Bringing up the rear of the tiny procession, Winslow turned to look back at the driveway and saw an attractive, dark-haired woman in her forties walk toward the Mercedes parked there. Curious he thought and quickened his pace to keep up with the little man. Jeffries led them through a small, but stately gothic arch to the mansion’s interior.
“How long have you folks been here?” Frankel asked as they came through a richly tapestried room to a wood panelled hallway.
“The New Church has been here a little more than a year. Since this temple was purchased, we have been in a constant state of renovation.” he said. “We have not only restored the original architecture but added many new features as well.”
Winslow could not help but wonder what was new about the place. The furnishings were varied, very old, and in some cases bordering on ancient. The tapestries had medieval hunting scenes and a battle or two. In a large wood paneled gallery, there were several busts and a few, statues done in the classical style. The floor resembled a huge chess board with black and white flagstones.
“We certainly appreciate your help,” Frankel eyed one marble bust with unease. It stared back at him with lifelike intensity. A woman, it had snakes where hair should be. Jefferies turned and observed Frankel’s fascination with a smile.
“Ah Detective, you have exquisite taste,” said Jeffries. “Medusa, the Gorgon, was once a beauty to rival the gods. And in their jealousy they cursed her. The legend has it that anyone who meets her stare turns to stone.” Frankel dropped his eyes reflexively.
“This piece is particularly striking, I think.” Jeffries continued. “See the defiance in her eyes? Despite her fate she is unbowed, beautiful even.”
“Are we there yet?” said Frankel.
“Almost.” The voice came from the end of the gallery; all three men turned to see its source. A woman of imperial beauty stood opposite them. Deep brown hair with honeyed accents fell to her shoulders. Her eyes were an intense shade of green. Though she couldn’t have been more than forty, she appeared perfectly at home with the ancient inhabitants of the gallery. Her face was flush with life and her lips were an almost unnatural shade of red. She wore an ivory dress with bell sleeves that brushed the floor as she walked toward the men. As she processed down the red carpet that ran through the center of the room, Winslow observed she wore leather sandals. She welcomed them with a brief display of dazzling white teeth. Frankel was heard to remark later that she reminded him of a queen in a fairy tale.

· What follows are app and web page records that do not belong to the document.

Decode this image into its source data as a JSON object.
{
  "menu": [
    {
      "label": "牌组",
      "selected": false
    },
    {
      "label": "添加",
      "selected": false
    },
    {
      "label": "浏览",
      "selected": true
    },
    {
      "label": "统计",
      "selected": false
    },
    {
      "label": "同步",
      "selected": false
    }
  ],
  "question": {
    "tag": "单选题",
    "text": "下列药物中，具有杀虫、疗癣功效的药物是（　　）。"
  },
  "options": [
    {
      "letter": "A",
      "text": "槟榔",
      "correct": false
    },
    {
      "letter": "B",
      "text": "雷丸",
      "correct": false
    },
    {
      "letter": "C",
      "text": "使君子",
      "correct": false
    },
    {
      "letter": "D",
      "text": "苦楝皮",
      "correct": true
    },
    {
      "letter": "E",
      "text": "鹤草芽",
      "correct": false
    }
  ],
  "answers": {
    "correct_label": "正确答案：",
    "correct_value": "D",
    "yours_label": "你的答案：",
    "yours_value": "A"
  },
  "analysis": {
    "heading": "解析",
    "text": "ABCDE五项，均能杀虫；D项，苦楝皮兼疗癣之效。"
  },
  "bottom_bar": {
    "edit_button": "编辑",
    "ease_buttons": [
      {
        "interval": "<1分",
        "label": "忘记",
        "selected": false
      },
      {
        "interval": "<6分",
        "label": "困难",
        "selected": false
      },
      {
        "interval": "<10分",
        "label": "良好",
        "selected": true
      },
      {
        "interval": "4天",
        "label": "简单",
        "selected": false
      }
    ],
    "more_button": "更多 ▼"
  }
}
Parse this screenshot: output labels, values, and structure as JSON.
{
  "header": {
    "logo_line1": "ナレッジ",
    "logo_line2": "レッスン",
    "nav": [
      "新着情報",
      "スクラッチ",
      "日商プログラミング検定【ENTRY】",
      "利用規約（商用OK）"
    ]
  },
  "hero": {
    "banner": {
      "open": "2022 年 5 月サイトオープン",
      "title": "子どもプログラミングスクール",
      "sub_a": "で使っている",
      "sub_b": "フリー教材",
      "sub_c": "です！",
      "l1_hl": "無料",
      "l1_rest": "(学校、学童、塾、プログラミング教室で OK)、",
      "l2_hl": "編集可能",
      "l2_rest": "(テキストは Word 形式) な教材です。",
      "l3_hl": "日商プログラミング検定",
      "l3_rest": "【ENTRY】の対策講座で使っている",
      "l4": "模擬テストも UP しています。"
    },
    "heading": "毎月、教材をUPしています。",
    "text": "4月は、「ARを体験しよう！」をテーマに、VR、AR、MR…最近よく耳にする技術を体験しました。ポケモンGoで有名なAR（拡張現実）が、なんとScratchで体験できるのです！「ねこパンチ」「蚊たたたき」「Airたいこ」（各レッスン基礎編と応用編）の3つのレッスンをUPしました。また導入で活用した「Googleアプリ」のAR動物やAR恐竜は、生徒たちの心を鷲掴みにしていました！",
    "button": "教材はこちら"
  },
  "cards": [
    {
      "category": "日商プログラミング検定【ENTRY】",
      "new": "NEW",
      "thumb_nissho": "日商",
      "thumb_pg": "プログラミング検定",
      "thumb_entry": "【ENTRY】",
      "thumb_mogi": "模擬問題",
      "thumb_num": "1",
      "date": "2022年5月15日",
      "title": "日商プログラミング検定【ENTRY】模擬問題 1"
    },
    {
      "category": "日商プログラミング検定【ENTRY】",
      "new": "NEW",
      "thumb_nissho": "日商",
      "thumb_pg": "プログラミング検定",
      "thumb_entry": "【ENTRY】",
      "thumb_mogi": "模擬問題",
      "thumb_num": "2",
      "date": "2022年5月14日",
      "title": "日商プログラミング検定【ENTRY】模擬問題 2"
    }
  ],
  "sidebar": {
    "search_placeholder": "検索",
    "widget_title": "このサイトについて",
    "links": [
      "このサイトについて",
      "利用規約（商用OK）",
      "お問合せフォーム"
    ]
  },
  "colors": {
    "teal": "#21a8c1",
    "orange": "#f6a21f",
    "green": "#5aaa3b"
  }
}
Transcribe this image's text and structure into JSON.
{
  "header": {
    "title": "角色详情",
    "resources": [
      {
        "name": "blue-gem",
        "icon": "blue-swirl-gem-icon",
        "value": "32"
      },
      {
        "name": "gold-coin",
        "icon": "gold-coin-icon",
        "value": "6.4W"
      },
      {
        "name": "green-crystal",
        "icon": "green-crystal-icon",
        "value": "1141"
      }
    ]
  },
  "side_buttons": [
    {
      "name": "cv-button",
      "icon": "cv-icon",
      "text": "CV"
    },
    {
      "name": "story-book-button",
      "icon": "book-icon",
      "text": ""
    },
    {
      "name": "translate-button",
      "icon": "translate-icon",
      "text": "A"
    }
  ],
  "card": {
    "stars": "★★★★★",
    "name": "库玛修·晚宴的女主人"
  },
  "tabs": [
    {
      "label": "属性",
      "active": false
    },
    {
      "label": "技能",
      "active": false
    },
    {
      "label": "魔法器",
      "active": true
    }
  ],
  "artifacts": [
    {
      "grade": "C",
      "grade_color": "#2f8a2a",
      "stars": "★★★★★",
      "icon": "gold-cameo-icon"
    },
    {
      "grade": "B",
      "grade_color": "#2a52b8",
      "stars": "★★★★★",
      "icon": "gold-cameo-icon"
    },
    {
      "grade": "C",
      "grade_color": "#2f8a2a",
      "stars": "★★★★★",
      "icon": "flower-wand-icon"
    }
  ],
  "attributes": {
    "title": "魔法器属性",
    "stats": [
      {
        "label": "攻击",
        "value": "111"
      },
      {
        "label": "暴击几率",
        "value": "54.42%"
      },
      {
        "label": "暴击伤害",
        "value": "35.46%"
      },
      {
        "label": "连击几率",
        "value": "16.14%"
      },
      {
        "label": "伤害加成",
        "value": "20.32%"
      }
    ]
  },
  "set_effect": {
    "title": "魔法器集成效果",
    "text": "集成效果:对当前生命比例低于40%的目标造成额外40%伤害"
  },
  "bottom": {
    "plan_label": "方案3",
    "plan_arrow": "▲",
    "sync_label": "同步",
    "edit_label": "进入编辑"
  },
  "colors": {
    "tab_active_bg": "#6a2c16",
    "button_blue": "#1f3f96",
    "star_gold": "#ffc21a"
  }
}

“Ah, Ms. Glinden,” said Jefferies. “I present to you Detectives Frankel and Winslow.” With introductions made, the curious little man retreated among the antiquities to leave the gallery.
“Welcome gentlemen,” the words glided from her lips. “I apologize for the inconvenience. Our Temple is still under construction. Please join me in the sitting area and we’ll have tea.” She gestured to a cluster of leather upholstery next to a mighty fireplace. The two men walked across the black and white flagstones to join her. Frankel led the way with an easy smile. Winslow followed and scanned the ancient statuary. Some had to be reproductions of course. If they were all genuine, the collection would be priceless. Frankel settled into a large armchair opposite their host. Winslow joined him and pulled his note pad and pen from a jacket pocket.
“So tell us about last Sunday night at the shelter,” Frankel began. “Was Richard Wilson there? How long did he stay that night?”
“Yes poor Richard,” Glinden’s red lips formed a frown. “We were all fond of him. He had his troubles of course. Alcohol was such a trap for him. Yes he was there. He came in about five o’clock while we were still preparing dinner.”
I hope you like it. But if you don’t, please an insulting (but creative) comment. If you’re successful enough in provoking my ire, I may make you a character in my next story. Ideally, this character will be horribly burned in a Hot Pocket explosion.